Pub. date: 2006 | Online Pub. Date: September 15, 2007 | DOI: 10.4135/9781412952453 | Print ISBN: 9780761930297 | Online ISBN: 9781412952453| Publisher:SAGE Publications, Inc.About this encyclopedia
Anthropology of Religion
Stephen D. Glazier
Anthropological studies of religion had their beginnings in the late 19th century, with the seminal works of Max Muller, W. Robertson Smith, Edward B. Tylor, and James G. Frazer. These scholars, of course, were not the first to take an interest in the comparative study of religion, nor were they the first to speculate on the religions of preliterate and tribal peoples. What set these men apart is that they were among the first to suggest that tribal religions might be amenable to study following the rules of the scientific method and to posit specific methodological procedures for the comparative analysis of religious beliefs and practices.
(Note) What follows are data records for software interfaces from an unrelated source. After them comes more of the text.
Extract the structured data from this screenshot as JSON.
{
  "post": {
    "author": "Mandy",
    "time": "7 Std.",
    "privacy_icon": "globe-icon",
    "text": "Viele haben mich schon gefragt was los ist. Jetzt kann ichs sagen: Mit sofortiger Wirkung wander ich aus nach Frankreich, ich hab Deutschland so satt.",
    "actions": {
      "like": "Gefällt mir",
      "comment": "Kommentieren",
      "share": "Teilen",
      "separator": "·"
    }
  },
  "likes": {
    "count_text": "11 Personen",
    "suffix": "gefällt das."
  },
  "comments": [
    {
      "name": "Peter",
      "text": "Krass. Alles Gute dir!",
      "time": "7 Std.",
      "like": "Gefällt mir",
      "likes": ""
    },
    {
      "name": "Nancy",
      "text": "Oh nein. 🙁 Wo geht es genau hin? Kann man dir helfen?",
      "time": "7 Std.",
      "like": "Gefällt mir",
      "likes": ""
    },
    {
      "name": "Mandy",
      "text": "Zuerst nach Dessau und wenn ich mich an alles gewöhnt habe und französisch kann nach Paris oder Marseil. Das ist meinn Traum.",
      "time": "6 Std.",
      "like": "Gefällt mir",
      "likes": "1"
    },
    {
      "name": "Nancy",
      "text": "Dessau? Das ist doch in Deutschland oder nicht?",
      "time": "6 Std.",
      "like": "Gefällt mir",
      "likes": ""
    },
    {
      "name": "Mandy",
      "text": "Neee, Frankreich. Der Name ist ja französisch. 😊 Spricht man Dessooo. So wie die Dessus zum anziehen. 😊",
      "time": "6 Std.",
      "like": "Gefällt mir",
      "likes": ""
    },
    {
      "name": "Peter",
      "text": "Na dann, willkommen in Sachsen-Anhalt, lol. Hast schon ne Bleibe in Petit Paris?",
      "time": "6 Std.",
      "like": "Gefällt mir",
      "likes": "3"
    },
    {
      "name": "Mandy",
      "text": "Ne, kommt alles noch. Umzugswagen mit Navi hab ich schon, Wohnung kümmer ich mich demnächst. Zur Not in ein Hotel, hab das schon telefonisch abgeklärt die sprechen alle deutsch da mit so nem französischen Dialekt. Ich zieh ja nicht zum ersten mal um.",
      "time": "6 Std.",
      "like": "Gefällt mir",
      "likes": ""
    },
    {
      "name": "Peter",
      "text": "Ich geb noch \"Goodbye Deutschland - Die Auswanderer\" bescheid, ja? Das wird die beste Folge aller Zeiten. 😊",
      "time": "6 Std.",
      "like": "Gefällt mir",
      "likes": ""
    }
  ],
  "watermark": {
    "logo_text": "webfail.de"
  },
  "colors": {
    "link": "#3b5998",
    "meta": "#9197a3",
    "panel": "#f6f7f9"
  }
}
All four of these scholars have been characterized as “armchair theorists” and dilettantes (although Muller was an expert in Sanskrit; Robertson Smith had an excellent command of Semitic languages; Tylor had spent time studying the antiquities of Mexico; and Frazer had a strong background ...